### DATA EXTRACT
*** Block opens ***
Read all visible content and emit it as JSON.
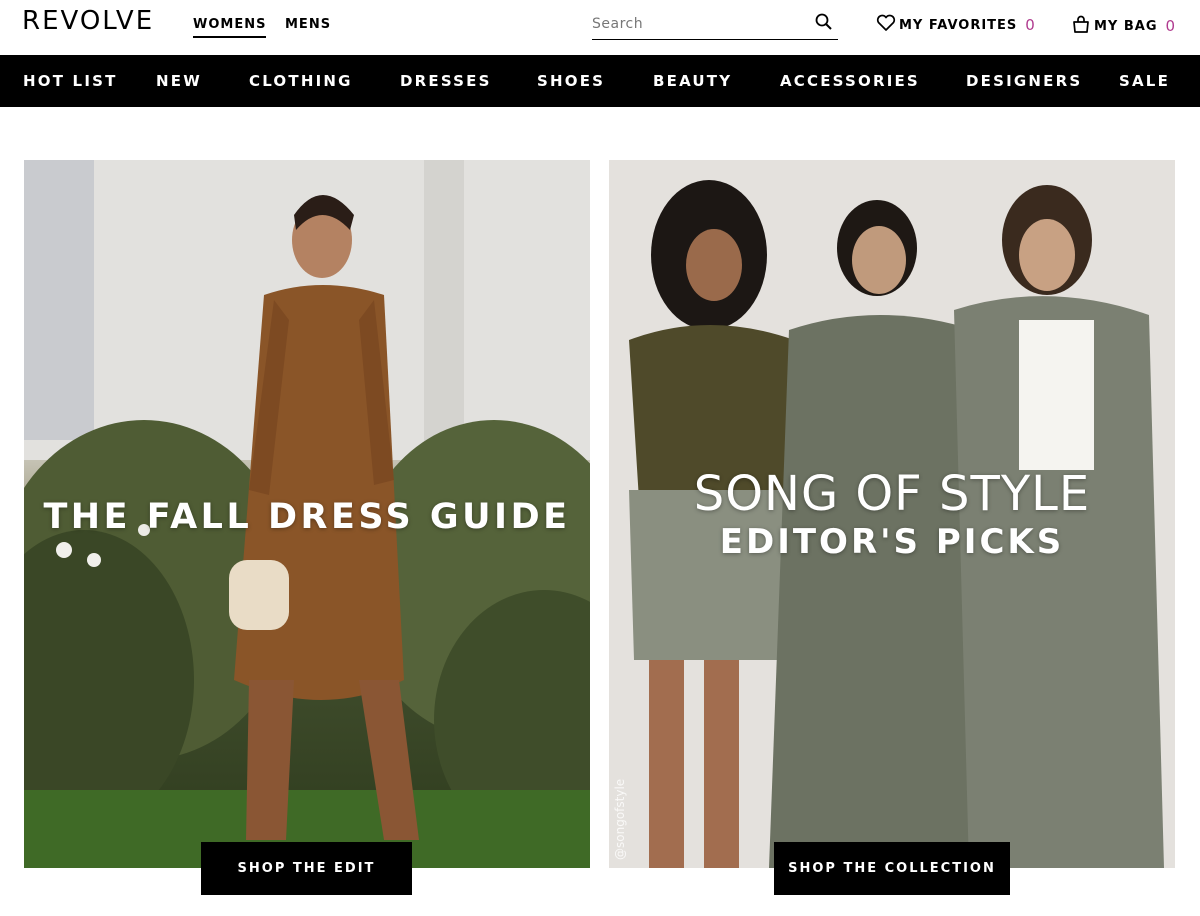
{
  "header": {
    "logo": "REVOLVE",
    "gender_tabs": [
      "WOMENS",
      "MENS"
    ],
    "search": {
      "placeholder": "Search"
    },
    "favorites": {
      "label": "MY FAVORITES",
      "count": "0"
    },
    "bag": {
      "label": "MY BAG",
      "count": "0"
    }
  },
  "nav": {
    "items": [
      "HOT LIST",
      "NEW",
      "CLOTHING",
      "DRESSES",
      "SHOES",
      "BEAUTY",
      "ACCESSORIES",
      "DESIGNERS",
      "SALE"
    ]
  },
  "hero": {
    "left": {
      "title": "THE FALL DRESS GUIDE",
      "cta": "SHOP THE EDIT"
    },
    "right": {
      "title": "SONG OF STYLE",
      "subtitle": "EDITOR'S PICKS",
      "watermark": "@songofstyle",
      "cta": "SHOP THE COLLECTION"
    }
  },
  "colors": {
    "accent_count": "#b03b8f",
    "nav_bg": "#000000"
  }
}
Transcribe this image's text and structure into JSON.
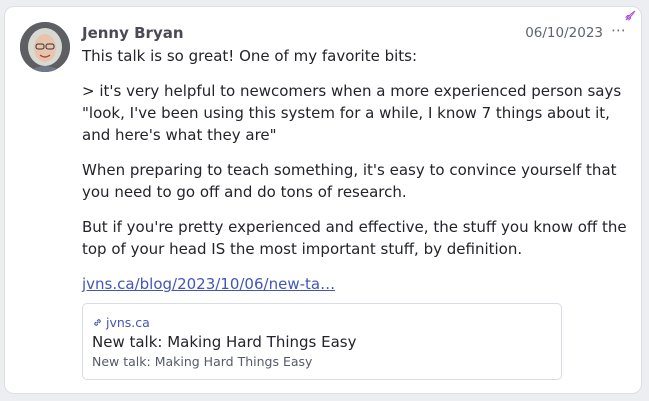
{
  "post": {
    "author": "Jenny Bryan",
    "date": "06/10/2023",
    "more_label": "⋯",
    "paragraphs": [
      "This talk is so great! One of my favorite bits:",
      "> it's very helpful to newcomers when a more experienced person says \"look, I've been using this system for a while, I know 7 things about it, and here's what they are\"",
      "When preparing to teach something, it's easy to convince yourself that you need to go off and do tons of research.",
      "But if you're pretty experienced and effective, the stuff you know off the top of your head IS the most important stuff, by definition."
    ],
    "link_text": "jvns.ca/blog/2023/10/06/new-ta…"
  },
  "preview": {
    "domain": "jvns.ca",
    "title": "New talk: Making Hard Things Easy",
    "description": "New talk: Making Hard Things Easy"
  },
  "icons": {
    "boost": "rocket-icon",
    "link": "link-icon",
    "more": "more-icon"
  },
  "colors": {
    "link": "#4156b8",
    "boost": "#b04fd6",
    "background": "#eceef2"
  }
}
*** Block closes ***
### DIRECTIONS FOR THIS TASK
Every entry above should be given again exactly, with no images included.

### TASK RESULT
Read all visible content and emit it as JSON.
{
  "header": {
    "logo": "REVOLVE",
    "gender_tabs": [
      "WOMENS",
      "MENS"
    ],
    "search": {
      "placeholder": "Search"
    },
    "favorites": {
      "label": "MY FAVORITES",
      "count": "0"
    },
    "bag": {
      "label": "MY BAG",
      "count": "0"
    }
  },
  "nav": {
    "items": [
      "HOT LIST",
      "NEW",
      "CLOTHING",
      "DRESSES",
      "SHOES",
      "BEAUTY",
      "ACCESSORIES",
      "DESIGNERS",
      "SALE"
    ]
  },
  "hero": {
    "left": {
      "title": "THE FALL DRESS GUIDE",
      "cta": "SHOP THE EDIT"
    },
    "right": {
      "title": "SONG OF STYLE",
      "subtitle": "EDITOR'S PICKS",
      "watermark": "@songofstyle",
      "cta": "SHOP THE COLLECTION"
    }
  },
  "colors": {
    "accent_count": "#b03b8f",
    "nav_bg": "#000000"
  }
}
Transcribe this image's text and structure into JSON.
{
  "post": {
    "author": "Jenny Bryan",
    "date": "06/10/2023",
    "more_label": "⋯",
    "paragraphs": [
      "This talk is so great! One of my favorite bits:",
      "> it's very helpful to newcomers when a more experienced person says \"look, I've been using this system for a while, I know 7 things about it, and here's what they are\"",
      "When preparing to teach something, it's easy to convince yourself that you need to go off and do tons of research.",
      "But if you're pretty experienced and effective, the stuff you know off the top of your head IS the most important stuff, by definition."
    ],
    "link_text": "jvns.ca/blog/2023/10/06/new-ta…"
  },
  "preview": {
    "domain": "jvns.ca",
    "title": "New talk: Making Hard Things Easy",
    "description": "New talk: Making Hard Things Easy"
  },
  "icons": {
    "boost": "rocket-icon",
    "link": "link-icon",
    "more": "more-icon"
  },
  "colors": {
    "link": "#4156b8",
    "boost": "#b04fd6",
    "background": "#eceef2"
  }
}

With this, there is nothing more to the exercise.